Looking at the data below, count the lines that contain the string "filter". Write only the total.
▼▼▼
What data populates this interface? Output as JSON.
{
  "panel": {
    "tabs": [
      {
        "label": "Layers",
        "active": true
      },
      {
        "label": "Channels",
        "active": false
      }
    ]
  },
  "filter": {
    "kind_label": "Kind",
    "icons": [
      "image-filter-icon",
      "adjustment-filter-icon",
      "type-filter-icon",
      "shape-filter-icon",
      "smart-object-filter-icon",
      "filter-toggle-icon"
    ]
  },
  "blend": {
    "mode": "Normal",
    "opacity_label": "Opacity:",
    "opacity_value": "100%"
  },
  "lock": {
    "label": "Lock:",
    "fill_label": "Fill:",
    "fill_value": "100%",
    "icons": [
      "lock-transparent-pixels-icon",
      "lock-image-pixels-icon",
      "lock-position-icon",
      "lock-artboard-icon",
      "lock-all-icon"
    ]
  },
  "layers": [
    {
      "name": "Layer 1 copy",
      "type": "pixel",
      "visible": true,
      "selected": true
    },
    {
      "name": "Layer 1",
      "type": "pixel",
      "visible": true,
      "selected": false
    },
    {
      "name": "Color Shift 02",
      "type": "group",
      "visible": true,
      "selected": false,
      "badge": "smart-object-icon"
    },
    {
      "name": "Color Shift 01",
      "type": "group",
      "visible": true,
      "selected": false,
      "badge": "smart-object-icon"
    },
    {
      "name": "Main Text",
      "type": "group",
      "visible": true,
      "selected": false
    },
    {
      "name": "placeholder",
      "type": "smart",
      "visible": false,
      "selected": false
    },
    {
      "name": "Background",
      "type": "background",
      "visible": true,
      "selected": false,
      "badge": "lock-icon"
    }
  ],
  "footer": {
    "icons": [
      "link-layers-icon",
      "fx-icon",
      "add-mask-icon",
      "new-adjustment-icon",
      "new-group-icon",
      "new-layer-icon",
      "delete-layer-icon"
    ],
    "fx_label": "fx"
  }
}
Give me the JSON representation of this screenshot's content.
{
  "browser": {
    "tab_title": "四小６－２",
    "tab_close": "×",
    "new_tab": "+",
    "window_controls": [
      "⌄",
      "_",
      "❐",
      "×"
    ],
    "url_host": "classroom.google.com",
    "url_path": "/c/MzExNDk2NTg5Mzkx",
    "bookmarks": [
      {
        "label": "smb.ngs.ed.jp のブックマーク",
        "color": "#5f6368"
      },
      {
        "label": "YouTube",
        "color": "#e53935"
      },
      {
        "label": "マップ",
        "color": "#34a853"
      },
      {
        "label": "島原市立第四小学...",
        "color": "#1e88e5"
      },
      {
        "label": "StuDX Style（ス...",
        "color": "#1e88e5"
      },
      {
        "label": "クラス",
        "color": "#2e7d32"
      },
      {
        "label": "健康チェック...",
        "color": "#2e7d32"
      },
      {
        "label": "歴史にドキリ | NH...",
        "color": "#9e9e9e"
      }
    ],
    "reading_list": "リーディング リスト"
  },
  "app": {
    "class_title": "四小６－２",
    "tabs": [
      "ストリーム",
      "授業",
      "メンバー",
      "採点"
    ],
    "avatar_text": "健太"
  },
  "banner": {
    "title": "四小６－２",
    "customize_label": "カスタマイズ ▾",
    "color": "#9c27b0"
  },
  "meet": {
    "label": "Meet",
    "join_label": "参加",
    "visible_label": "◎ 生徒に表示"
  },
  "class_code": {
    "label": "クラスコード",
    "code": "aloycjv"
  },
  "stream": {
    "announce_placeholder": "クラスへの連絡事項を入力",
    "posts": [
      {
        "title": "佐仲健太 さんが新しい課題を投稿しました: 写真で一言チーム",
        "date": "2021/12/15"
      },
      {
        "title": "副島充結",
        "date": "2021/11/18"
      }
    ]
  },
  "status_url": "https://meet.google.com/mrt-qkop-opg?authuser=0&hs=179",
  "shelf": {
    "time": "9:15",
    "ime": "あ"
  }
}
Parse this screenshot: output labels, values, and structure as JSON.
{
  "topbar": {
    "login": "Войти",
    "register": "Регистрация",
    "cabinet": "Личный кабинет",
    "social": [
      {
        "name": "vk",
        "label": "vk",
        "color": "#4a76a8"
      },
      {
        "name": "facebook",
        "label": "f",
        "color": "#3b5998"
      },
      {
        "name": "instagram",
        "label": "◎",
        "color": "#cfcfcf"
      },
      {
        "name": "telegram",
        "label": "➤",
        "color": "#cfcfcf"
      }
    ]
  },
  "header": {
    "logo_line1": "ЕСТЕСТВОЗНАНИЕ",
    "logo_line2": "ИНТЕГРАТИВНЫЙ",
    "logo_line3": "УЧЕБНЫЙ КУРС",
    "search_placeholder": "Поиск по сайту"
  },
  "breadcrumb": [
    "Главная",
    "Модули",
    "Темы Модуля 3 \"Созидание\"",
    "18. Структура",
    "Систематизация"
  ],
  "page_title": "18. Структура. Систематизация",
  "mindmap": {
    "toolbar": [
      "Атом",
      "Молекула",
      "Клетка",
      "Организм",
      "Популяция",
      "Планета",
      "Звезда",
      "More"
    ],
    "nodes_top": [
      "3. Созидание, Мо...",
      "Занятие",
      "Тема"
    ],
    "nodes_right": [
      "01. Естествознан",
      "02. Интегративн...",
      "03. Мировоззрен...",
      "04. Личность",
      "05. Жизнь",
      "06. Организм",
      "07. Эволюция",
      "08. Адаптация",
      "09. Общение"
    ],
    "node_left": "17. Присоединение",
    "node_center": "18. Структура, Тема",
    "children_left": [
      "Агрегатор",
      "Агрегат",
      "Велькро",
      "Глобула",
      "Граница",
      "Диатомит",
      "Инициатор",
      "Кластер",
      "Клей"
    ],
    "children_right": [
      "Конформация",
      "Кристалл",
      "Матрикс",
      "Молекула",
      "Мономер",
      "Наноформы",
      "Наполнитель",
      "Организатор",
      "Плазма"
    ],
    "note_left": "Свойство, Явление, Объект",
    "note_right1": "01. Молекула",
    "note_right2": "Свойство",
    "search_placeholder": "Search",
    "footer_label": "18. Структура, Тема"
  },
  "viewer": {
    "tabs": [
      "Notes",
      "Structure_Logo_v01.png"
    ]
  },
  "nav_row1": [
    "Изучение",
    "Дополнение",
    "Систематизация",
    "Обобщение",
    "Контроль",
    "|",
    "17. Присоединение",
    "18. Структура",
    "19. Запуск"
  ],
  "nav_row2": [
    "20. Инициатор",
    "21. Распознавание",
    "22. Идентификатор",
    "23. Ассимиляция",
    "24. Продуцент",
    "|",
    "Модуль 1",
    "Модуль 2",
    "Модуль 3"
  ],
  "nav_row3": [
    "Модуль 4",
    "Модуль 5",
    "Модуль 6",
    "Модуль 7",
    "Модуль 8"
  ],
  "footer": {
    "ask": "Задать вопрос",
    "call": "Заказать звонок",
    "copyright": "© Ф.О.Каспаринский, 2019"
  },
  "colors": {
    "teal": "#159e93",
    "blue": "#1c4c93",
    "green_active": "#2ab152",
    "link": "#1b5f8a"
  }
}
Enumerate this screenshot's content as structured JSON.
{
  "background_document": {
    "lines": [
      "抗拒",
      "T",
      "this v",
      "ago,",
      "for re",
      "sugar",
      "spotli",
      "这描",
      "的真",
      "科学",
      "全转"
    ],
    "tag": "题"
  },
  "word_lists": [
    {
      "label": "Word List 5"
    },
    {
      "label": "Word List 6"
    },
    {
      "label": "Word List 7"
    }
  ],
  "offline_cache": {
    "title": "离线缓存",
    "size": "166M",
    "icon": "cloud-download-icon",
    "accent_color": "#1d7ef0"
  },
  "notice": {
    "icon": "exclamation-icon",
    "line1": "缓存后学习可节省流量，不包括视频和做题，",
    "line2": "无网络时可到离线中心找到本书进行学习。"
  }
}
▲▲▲
● Reply to the task
7